# [Exercise]
The records below are to be reproduced word for word.
======== Material supplied ========
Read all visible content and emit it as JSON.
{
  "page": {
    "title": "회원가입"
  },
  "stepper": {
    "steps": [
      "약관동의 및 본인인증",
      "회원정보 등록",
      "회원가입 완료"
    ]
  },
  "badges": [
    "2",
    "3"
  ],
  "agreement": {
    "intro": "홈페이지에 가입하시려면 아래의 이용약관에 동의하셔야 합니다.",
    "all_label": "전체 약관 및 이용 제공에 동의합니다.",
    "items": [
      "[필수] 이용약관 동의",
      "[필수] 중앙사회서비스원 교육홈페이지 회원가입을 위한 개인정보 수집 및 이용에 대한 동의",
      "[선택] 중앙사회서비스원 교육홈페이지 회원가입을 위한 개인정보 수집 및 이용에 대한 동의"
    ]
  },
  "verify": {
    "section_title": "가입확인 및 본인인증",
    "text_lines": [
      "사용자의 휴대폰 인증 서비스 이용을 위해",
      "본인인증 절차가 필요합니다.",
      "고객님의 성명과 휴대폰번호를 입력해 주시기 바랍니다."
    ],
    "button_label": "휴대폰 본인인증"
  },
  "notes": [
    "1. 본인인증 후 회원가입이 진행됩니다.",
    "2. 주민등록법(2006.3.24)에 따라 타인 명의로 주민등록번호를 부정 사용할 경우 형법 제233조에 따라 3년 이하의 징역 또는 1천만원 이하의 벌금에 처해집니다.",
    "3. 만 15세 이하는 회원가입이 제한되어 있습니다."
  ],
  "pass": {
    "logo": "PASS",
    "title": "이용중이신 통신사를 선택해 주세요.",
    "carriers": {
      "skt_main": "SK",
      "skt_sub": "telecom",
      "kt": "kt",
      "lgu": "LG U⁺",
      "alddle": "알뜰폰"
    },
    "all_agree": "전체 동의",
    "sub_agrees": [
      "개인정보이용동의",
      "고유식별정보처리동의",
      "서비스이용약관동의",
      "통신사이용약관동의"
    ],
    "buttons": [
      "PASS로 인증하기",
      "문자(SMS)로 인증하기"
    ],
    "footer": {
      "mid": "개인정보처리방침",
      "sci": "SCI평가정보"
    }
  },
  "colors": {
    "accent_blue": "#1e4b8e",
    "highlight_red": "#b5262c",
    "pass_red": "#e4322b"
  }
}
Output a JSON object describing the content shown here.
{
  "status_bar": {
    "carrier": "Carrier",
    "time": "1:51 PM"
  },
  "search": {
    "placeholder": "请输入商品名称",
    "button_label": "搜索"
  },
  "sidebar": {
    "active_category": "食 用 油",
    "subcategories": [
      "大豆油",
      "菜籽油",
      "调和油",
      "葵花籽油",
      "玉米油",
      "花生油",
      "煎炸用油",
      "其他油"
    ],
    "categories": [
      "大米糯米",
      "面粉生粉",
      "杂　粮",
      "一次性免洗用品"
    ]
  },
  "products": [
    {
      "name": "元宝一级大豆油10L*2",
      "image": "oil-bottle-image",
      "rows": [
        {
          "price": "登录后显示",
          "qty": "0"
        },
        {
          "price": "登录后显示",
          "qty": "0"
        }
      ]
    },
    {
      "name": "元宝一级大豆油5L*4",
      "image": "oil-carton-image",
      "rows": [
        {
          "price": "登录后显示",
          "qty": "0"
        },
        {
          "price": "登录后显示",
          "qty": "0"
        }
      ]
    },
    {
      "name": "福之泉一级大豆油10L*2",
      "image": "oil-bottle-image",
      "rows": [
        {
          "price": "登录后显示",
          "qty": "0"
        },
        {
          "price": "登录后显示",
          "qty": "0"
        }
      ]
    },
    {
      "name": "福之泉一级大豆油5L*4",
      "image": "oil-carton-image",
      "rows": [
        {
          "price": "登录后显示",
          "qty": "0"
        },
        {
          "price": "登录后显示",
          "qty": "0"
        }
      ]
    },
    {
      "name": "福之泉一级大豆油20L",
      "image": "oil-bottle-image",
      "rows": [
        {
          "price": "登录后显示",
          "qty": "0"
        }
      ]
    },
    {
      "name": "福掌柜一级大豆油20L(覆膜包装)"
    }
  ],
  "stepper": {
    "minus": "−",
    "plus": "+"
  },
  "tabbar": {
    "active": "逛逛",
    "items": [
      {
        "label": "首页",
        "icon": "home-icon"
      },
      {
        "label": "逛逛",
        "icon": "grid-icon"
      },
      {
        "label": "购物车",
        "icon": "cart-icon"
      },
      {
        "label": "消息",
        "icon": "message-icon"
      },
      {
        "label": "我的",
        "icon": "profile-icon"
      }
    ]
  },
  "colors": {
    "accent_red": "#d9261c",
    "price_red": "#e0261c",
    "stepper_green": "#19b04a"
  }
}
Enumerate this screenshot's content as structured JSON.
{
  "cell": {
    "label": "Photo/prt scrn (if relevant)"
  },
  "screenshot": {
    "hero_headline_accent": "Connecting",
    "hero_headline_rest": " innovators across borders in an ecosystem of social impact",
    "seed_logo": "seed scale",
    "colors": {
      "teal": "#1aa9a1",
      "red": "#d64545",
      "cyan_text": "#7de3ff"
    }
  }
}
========
# [Written solution]
Read all visible content and emit it as JSON.
{
  "page": {
    "title": "회원가입"
  },
  "stepper": {
    "steps": [
      "약관동의 및 본인인증",
      "회원정보 등록",
      "회원가입 완료"
    ]
  },
  "badges": [
    "2",
    "3"
  ],
  "agreement": {
    "intro": "홈페이지에 가입하시려면 아래의 이용약관에 동의하셔야 합니다.",
    "all_label": "전체 약관 및 이용 제공에 동의합니다.",
    "items": [
      "[필수] 이용약관 동의",
      "[필수] 중앙사회서비스원 교육홈페이지 회원가입을 위한 개인정보 수집 및 이용에 대한 동의",
      "[선택] 중앙사회서비스원 교육홈페이지 회원가입을 위한 개인정보 수집 및 이용에 대한 동의"
    ]
  },
  "verify": {
    "section_title": "가입확인 및 본인인증",
    "text_lines": [
      "사용자의 휴대폰 인증 서비스 이용을 위해",
      "본인인증 절차가 필요합니다.",
      "고객님의 성명과 휴대폰번호를 입력해 주시기 바랍니다."
    ],
    "button_label": "휴대폰 본인인증"
  },
  "notes": [
    "1. 본인인증 후 회원가입이 진행됩니다.",
    "2. 주민등록법(2006.3.24)에 따라 타인 명의로 주민등록번호를 부정 사용할 경우 형법 제233조에 따라 3년 이하의 징역 또는 1천만원 이하의 벌금에 처해집니다.",
    "3. 만 15세 이하는 회원가입이 제한되어 있습니다."
  ],
  "pass": {
    "logo": "PASS",
    "title": "이용중이신 통신사를 선택해 주세요.",
    "carriers": {
      "skt_main": "SK",
      "skt_sub": "telecom",
      "kt": "kt",
      "lgu": "LG U⁺",
      "alddle": "알뜰폰"
    },
    "all_agree": "전체 동의",
    "sub_agrees": [
      "개인정보이용동의",
      "고유식별정보처리동의",
      "서비스이용약관동의",
      "통신사이용약관동의"
    ],
    "buttons": [
      "PASS로 인증하기",
      "문자(SMS)로 인증하기"
    ],
    "footer": {
      "mid": "개인정보처리방침",
      "sci": "SCI평가정보"
    }
  },
  "colors": {
    "accent_blue": "#1e4b8e",
    "highlight_red": "#b5262c",
    "pass_red": "#e4322b"
  }
}
Output a JSON object describing the content shown here.
{
  "status_bar": {
    "carrier": "Carrier",
    "time": "1:51 PM"
  },
  "search": {
    "placeholder": "请输入商品名称",
    "button_label": "搜索"
  },
  "sidebar": {
    "active_category": "食 用 油",
    "subcategories": [
      "大豆油",
      "菜籽油",
      "调和油",
      "葵花籽油",
      "玉米油",
      "花生油",
      "煎炸用油",
      "其他油"
    ],
    "categories": [
      "大米糯米",
      "面粉生粉",
      "杂　粮",
      "一次性免洗用品"
    ]
  },
  "products": [
    {
      "name": "元宝一级大豆油10L*2",
      "image": "oil-bottle-image",
      "rows": [
        {
          "price": "登录后显示",
          "qty": "0"
        },
        {
          "price": "登录后显示",
          "qty": "0"
        }
      ]
    },
    {
      "name": "元宝一级大豆油5L*4",
      "image": "oil-carton-image",
      "rows": [
        {
          "price": "登录后显示",
          "qty": "0"
        },
        {
          "price": "登录后显示",
          "qty": "0"
        }
      ]
    },
    {
      "name": "福之泉一级大豆油10L*2",
      "image": "oil-bottle-image",
      "rows": [
        {
          "price": "登录后显示",
          "qty": "0"
        },
        {
          "price": "登录后显示",
          "qty": "0"
        }
      ]
    },
    {
      "name": "福之泉一级大豆油5L*4",
      "image": "oil-carton-image",
      "rows": [
        {
          "price": "登录后显示",
          "qty": "0"
        },
        {
          "price": "登录后显示",
          "qty": "0"
        }
      ]
    },
    {
      "name": "福之泉一级大豆油20L",
      "image": "oil-bottle-image",
      "rows": [
        {
          "price": "登录后显示",
          "qty": "0"
        }
      ]
    },
    {
      "name": "福掌柜一级大豆油20L(覆膜包装)"
    }
  ],
  "stepper": {
    "minus": "−",
    "plus": "+"
  },
  "tabbar": {
    "active": "逛逛",
    "items": [
      {
        "label": "首页",
        "icon": "home-icon"
      },
      {
        "label": "逛逛",
        "icon": "grid-icon"
      },
      {
        "label": "购物车",
        "icon": "cart-icon"
      },
      {
        "label": "消息",
        "icon": "message-icon"
      },
      {
        "label": "我的",
        "icon": "profile-icon"
      }
    ]
  },
  "colors": {
    "accent_red": "#d9261c",
    "price_red": "#e0261c",
    "stepper_green": "#19b04a"
  }
}
Enumerate this screenshot's content as structured JSON.
{
  "cell": {
    "label": "Photo/prt scrn (if relevant)"
  },
  "screenshot": {
    "hero_headline_accent": "Connecting",
    "hero_headline_rest": " innovators across borders in an ecosystem of social impact",
    "seed_logo": "seed scale",
    "colors": {
      "teal": "#1aa9a1",
      "red": "#d64545",
      "cyan_text": "#7de3ff"
    }
  }
}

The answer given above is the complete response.